The Office for National Statistics (ONS) says 14.5% of households in the UK were classified as completely workless in the three months from April to June this year.
That meant there were 2,998,000 such homes, containing 4,130,000 people.
The government hailed the figures as a triumph for its economic policy.
The Work and Pensions Secretary, David Gauke, highlighted some of the new figures which showed that more than two-thirds of lone parents (68%) were in employment, the highest figure on record.
"What's particularly great news is that lone parents are more likely to be in work than ever before," he said.
"With record levels of employment, more people across the country now have the ability to support themselves and their families.
"That means more children growing up with a working adult and more children who can see first-hand the benefits of being in employment," the minister added.
Unemployed or inactive?
The figures are drawn from the regular Labour Force Survey which also provides much of the official unemployment data.
The ONS analysis looks only at households where there is at least one person aged between 16 and 64, so homes with only older people in them - aged 65 or over - are excluded.
However being in a workless household does not necessarily mean being unemployed.
The official definition of being workless also includes those who are judged to be economically inactive, such as students, the retired, carers and the ill or disabled.
In fact this economic inactivity, rather than unemployment, is far and away the biggest reason for a household to be deemed entirely workless.
By contrast, only 1.4% of all workless households in the UK - 290,000 - are deemed to be so because all their members are unemployed.
Back in the April-June quarter of 1996, the proportion of households which were workless was much higher than now at 21%.
Since then, that proportion has fallen steadily, with only a slight increase in the figures in aftermath of the sharp recession caused by the great financial crisis of 2008-09.
Now, general levels of employment have been at record levels for some time and the official unemployment rate is down to its lowest level since 1975, at 4.4%.
As a result, the proportion of households whose members are all working has risen in the past 21 years from 52% to 58%.

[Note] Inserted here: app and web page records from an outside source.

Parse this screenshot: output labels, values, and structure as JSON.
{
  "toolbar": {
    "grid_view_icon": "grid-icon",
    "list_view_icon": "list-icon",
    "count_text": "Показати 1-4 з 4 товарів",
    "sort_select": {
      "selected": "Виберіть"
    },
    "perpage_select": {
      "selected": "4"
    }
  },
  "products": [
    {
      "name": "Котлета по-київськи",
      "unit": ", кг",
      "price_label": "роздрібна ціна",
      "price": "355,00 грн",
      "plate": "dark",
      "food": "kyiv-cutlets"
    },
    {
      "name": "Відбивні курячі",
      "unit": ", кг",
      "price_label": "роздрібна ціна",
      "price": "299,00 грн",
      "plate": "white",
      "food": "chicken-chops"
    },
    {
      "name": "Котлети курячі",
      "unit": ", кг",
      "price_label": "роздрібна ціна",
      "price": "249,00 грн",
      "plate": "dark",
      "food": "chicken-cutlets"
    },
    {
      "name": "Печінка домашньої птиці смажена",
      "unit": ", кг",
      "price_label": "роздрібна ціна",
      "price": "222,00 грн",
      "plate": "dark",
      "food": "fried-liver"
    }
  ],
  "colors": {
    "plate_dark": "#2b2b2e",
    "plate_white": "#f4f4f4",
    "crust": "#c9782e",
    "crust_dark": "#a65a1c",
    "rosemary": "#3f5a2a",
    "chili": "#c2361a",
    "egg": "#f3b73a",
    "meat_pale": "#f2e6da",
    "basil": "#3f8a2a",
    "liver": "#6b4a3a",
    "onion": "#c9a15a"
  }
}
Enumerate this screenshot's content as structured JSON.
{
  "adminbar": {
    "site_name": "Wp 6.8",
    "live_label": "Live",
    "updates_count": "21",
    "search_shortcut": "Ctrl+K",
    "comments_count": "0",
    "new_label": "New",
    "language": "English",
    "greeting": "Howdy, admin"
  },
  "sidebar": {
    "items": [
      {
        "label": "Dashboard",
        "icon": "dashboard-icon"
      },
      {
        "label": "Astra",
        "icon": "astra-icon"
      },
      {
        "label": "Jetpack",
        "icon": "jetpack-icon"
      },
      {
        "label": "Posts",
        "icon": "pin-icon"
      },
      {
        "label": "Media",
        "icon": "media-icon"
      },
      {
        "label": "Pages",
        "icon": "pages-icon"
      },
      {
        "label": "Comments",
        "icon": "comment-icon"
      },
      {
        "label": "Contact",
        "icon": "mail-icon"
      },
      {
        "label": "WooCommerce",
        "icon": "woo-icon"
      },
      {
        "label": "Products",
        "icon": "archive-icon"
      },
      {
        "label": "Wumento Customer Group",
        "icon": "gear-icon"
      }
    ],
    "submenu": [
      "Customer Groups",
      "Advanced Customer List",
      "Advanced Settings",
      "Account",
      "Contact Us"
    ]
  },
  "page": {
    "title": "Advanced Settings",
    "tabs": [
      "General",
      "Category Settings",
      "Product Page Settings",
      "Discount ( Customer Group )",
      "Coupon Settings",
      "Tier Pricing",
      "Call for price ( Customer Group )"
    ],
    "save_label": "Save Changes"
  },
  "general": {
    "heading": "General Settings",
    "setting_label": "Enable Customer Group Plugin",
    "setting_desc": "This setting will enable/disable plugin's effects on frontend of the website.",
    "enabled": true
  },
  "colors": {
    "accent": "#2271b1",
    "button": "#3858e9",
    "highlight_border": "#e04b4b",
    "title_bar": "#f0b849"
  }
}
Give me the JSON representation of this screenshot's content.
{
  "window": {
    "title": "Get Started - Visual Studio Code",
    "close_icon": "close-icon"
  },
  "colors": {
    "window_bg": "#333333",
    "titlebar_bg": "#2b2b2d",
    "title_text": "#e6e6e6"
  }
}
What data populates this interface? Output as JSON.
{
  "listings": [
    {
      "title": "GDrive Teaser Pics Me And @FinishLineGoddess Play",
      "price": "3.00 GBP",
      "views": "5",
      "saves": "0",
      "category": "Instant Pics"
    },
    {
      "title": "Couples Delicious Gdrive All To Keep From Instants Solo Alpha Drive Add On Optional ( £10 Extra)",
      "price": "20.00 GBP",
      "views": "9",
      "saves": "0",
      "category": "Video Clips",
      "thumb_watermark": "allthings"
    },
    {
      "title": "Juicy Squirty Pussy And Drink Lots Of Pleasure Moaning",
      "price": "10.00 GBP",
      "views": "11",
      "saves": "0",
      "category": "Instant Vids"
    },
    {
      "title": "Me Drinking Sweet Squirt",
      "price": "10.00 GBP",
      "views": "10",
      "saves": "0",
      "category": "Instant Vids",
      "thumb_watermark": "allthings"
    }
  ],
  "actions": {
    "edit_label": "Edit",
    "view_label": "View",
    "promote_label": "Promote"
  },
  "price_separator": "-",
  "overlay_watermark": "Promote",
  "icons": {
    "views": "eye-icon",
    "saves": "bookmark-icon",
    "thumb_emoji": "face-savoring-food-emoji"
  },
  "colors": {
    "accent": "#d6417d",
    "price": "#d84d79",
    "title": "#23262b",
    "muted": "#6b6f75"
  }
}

Margaret Greenwood, Labour's shadow employment minister, said: "While any increases in employment are positive, under this government work is no longer a reliable route out of poverty with over half of those living in poverty coming from a working household."